→ WORK ORDER: What lines in the records below contain the string "entry"? Copy every one.

--- ENTRIES SHOWN Enclosed Below ---

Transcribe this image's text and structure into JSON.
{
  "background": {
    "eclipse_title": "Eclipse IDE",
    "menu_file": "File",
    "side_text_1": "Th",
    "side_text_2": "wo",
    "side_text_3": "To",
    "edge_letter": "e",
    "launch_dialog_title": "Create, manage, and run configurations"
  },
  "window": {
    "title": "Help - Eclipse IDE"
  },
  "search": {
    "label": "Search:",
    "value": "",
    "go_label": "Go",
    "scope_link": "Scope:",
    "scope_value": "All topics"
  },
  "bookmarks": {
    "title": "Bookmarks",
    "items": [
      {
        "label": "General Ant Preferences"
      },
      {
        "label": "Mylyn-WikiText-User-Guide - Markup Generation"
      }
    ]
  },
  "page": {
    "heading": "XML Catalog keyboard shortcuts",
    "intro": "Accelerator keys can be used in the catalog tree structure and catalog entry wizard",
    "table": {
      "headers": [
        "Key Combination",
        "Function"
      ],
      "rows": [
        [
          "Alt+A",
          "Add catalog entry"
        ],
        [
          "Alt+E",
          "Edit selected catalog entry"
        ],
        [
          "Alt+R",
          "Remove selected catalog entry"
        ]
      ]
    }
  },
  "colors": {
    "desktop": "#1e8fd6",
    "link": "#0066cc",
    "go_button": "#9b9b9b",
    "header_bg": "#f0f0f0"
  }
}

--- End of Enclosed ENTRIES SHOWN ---

→ ANSWER SECTION:
    "intro": "Accelerator keys can be used in the catalog tree structure and catalog entry wizard",
          "Add catalog entry"
          "Edit selected catalog entry"
          "Remove selected catalog entry"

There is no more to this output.